Jericka’s Story

When Jericka first came to Hope Ministries in 2019, she was in stage 4 kidney failure. She was using a walker, had recently been living in a nursing home, and she’d been told she had the liver function of a 65-year- old who had been drinking for decades.

She was only 28.

“I was lost, broken, stuck in addiction,” she remembers. “I felt like a failure.”

Jericka’s health issues all stemmed back to an alcohol addiction that began when she was only 15. She started drinking after her mom passed away . . . and just didn’t stop. “Drinking made everything go away, all the pain,” she says. “It was a way to numb the feelings and try to cope with life. But it led me into disaster.”

Jericka says one drink was enough to send her spiraling, but finding her way out of the spiral has been a long and winding journey. Looking back, she admits she wasn’t fully committed to her recovery when she first walked through our doors, and ended up leaving our program early—twice. “I didn’t want to take accountability for my actions,” she says.

But that changed in March 2022 when she once again found herself falling back into addiction and making choices she knew deep down weren’t good for her. It was a Hope Ministries graduate who reached out to Jericka and convinced her to make a hard, humbling decision.

“It was difficult to come back to Hope Center. I had a lot of pride at first. But I’m taking this seriously now. This is not a game, it’s my life.”

And now, nearly two years later, Jericka says she’s a new person, inside and out. For one thing, she’s seen drastic improvement in her physical health.

But it’s her spiritual and emotional health that have had the biggest impact on her sobriety—and her whole life. While at Hope Center, she has done the hard work of pursuing a new way of living. “I’ve been figuring out what life looks like without addiction and learning who I am in Christ.”

As of this month, Jericka is one year and ten months sober! She’s enrolled in college classes and is pursuing a degree in Human Services. She also has a part-time job. She’s earned her driver’s license and bought a car, is active in her church and she’s looking forward to graduating from our program soon and transitioning into independent living.

She’s found new purpose, too: “I want to help others the way I’ve been helped. I know what it’s like to go through addiction. I know what it’s like to be without. I know what it’s like to feel abandoned and to need someone to say, ‘I’ve got you. I believe in you.’”

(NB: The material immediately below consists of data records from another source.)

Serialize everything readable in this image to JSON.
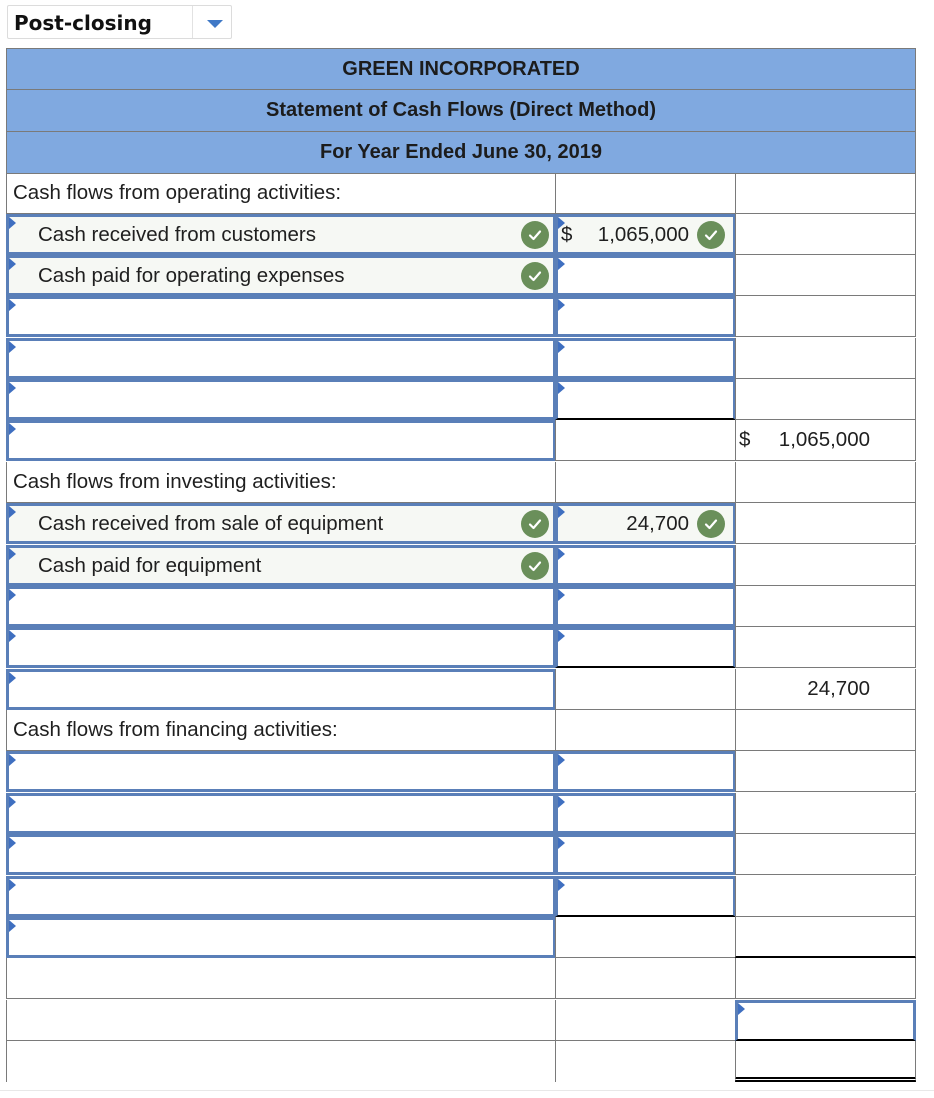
{
  "dropdown": {
    "selected": "Post-closing",
    "icon": "chevron-down-icon"
  },
  "header": {
    "company": "GREEN INCORPORATED",
    "statement": "Statement of Cash Flows (Direct Method)",
    "period": "For Year Ended June 30, 2019"
  },
  "colors": {
    "header_bg": "#80a9e0",
    "input_border": "#5a7fb8",
    "check_green": "#6a8f5a"
  },
  "operating": {
    "title": "Cash flows from operating activities:",
    "lines": [
      {
        "label": "Cash received from customers",
        "label_status": "correct",
        "amount_symbol": "$",
        "amount": "1,065,000",
        "amount_status": "correct"
      },
      {
        "label": "Cash paid for operating expenses",
        "label_status": "correct",
        "amount": ""
      },
      {
        "label": "",
        "amount": ""
      },
      {
        "label": "",
        "amount": ""
      },
      {
        "label": "",
        "amount": ""
      }
    ],
    "total_label": "",
    "total_symbol": "$",
    "total": "1,065,000"
  },
  "investing": {
    "title": "Cash flows from investing activities:",
    "lines": [
      {
        "label": "Cash received from sale of equipment",
        "label_status": "correct",
        "amount": "24,700",
        "amount_status": "correct"
      },
      {
        "label": "Cash paid for equipment",
        "label_status": "correct",
        "amount": ""
      },
      {
        "label": "",
        "amount": ""
      },
      {
        "label": "",
        "amount": ""
      }
    ],
    "total_label": "",
    "total": "24,700"
  },
  "financing": {
    "title": "Cash flows from financing activities:",
    "lines": [
      {
        "label": "",
        "amount": ""
      },
      {
        "label": "",
        "amount": ""
      },
      {
        "label": "",
        "amount": ""
      },
      {
        "label": "",
        "amount": ""
      }
    ],
    "total_label": "",
    "total": ""
  },
  "summary": {
    "net_change": "",
    "ending_balance": ""
  }
}
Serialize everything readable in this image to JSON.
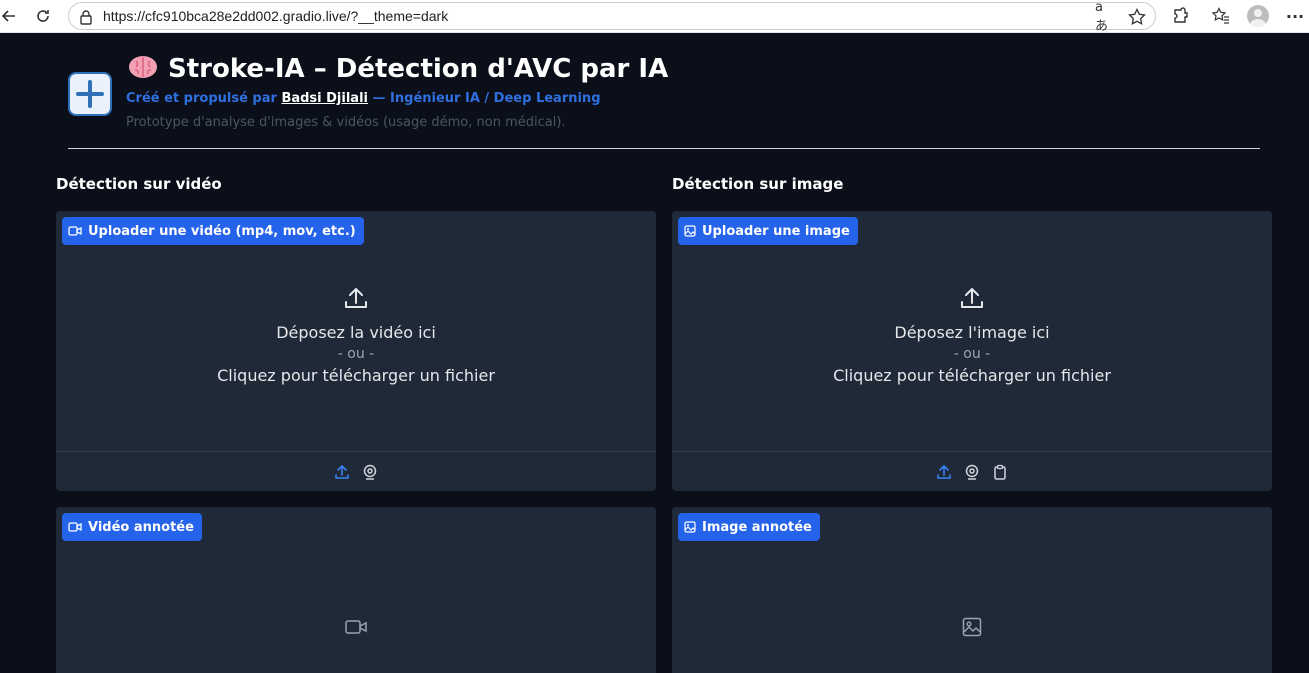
{
  "browser": {
    "url": "https://cfc910bca28e2dd002.gradio.live/?__theme=dark",
    "translate_glyph": "aあ"
  },
  "header": {
    "title": "Stroke-IA – Détection d'AVC par IA",
    "subtitle_prefix": "Créé et propulsé par ",
    "author": "Badsi Djilali",
    "subtitle_suffix": " — Ingénieur IA / Deep Learning",
    "description": "Prototype d'analyse d'images & vidéos (usage démo, non médical)."
  },
  "video_section": {
    "title": "Détection sur vidéo",
    "upload_label": "Uploader une vidéo (mp4, mov, etc.)",
    "drop_title": "Déposez la vidéo ici",
    "drop_or": "- ou -",
    "drop_click": "Cliquez pour télécharger un fichier",
    "output_label": "Vidéo annotée"
  },
  "image_section": {
    "title": "Détection sur image",
    "upload_label": "Uploader une image",
    "drop_title": "Déposez l'image ici",
    "drop_or": "- ou -",
    "drop_click": "Cliquez pour télécharger un fichier",
    "output_label": "Image annotée"
  },
  "colors": {
    "background": "#0b0f19",
    "panel": "#1f2937",
    "accent": "#2563eb",
    "subtitle": "#2f6fe0"
  }
}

“I can still see a little bit of shame when I look at myself,” she adds, “but the more I focus on the Lord, the more I see freedom. I keep praying for more of Him, less of me.”